EXERCISE DETAILS:
Return only the number of lines in the entries below that hold the word "this".
-- DATA TO PROCESS follows --
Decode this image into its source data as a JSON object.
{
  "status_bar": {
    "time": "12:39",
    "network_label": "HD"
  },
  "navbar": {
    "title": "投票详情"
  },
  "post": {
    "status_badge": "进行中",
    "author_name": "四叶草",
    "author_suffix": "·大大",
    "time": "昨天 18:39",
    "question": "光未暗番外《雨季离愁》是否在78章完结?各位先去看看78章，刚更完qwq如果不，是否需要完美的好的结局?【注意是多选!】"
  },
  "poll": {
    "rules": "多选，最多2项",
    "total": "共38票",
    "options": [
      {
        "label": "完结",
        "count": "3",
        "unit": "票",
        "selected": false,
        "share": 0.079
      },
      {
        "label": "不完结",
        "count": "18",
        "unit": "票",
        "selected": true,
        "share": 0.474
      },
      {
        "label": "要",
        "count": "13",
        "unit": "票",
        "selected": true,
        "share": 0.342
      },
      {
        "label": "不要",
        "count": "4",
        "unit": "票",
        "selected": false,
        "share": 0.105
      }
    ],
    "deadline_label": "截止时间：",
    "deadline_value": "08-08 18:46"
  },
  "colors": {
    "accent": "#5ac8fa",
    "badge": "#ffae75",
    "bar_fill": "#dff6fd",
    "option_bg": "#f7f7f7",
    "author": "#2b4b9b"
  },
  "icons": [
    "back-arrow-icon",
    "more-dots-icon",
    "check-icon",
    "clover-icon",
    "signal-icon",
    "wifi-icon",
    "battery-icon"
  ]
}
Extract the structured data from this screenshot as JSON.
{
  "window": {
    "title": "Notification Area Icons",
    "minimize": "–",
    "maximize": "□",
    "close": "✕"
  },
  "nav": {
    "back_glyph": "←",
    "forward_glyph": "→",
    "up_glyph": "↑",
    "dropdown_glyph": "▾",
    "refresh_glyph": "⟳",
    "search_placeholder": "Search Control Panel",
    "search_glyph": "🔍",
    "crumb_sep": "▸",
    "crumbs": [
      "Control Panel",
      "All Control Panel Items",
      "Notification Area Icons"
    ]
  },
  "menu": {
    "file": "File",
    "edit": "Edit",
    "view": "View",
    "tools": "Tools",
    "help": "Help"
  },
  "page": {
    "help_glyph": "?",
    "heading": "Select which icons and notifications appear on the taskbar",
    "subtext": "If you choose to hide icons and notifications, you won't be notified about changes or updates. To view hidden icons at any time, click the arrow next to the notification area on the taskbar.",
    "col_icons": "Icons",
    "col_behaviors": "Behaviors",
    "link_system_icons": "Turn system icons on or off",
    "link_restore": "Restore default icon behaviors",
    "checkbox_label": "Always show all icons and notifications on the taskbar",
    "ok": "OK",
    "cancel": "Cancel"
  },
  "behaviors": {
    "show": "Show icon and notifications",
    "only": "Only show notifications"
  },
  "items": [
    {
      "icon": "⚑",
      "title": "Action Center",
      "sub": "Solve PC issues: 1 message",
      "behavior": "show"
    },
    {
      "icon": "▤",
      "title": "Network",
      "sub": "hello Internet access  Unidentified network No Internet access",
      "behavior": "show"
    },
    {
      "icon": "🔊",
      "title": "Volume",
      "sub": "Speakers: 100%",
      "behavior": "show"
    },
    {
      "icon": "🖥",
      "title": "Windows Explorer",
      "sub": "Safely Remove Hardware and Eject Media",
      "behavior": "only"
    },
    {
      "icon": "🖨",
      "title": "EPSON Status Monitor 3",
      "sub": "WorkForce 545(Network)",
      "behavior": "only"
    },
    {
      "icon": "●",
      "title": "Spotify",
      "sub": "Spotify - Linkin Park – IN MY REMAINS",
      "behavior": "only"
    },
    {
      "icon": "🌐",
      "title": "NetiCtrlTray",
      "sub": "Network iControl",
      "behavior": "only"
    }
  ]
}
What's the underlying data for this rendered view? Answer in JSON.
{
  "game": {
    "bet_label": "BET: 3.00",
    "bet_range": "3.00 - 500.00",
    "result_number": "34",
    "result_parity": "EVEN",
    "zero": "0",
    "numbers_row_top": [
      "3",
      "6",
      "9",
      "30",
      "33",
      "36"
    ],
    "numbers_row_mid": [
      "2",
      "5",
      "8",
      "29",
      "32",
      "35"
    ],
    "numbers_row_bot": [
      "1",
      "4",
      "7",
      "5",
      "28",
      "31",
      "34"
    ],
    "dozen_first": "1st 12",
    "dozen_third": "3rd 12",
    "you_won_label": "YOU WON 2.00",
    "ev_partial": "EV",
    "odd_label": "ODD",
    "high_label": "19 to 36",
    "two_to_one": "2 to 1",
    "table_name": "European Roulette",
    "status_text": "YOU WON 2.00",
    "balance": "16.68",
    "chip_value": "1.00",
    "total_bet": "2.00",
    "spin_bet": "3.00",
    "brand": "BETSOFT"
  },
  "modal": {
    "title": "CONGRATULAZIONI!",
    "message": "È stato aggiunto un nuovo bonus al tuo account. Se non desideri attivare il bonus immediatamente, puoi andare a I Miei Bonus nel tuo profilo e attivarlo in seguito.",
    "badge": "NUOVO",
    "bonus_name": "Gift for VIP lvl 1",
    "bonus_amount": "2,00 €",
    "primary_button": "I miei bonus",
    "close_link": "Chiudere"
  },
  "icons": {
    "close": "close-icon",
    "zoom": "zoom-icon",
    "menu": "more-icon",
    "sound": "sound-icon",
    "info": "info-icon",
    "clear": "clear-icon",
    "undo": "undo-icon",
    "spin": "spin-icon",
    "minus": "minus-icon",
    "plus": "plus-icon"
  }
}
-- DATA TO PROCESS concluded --
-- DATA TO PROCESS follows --
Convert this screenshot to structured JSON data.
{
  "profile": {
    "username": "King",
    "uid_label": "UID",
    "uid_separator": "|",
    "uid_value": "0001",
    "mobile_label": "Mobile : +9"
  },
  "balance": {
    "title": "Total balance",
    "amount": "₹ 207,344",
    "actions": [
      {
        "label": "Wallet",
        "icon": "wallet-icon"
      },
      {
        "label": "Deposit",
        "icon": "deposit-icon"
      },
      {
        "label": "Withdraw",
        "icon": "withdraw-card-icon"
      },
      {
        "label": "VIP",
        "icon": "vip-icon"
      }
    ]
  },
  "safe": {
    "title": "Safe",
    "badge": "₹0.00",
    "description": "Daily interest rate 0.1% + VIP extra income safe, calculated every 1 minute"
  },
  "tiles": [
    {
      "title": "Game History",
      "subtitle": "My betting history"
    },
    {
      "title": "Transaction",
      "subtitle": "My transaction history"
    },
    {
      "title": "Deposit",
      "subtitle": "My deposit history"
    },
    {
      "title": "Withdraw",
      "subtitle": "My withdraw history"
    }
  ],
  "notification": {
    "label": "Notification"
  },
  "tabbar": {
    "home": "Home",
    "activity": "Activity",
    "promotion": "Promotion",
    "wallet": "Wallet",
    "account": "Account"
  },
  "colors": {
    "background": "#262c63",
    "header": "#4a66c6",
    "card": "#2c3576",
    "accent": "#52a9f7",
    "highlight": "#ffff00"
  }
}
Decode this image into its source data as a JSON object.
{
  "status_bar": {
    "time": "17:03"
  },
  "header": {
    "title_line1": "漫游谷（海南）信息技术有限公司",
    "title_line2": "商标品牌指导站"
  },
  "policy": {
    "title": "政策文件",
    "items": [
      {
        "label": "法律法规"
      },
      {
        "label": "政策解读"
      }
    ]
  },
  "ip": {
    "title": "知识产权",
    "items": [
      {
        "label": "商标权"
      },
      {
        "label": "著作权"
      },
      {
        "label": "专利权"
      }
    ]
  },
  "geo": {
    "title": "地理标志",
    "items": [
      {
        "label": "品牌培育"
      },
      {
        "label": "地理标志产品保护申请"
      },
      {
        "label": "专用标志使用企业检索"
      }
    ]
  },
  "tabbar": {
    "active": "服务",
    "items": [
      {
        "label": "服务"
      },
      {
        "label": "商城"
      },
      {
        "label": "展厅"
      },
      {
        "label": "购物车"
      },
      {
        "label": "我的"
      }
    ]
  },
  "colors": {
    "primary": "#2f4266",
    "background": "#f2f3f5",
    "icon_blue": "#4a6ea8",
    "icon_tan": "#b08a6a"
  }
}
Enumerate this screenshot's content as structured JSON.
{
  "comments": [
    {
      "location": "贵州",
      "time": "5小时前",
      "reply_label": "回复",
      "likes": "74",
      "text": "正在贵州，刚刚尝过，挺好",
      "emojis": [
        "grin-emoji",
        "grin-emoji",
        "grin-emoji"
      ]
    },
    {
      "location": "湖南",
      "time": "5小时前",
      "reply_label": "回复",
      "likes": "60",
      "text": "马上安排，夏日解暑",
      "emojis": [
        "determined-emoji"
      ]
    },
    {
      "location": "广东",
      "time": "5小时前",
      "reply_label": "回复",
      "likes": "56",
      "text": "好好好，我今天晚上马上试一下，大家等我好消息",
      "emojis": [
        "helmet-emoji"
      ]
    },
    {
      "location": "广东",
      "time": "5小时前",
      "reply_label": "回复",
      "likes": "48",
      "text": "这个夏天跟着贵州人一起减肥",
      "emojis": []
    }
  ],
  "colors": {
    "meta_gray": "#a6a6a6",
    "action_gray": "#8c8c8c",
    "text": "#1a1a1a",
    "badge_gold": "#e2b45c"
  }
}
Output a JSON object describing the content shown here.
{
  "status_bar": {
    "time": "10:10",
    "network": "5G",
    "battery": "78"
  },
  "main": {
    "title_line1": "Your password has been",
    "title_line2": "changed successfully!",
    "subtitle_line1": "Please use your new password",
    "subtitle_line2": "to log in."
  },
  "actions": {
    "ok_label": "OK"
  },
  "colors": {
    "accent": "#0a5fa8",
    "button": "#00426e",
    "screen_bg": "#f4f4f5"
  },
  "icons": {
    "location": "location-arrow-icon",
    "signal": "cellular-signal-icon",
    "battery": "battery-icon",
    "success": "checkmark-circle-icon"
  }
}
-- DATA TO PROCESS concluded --
ANSWER TO THE PROBLEM:
6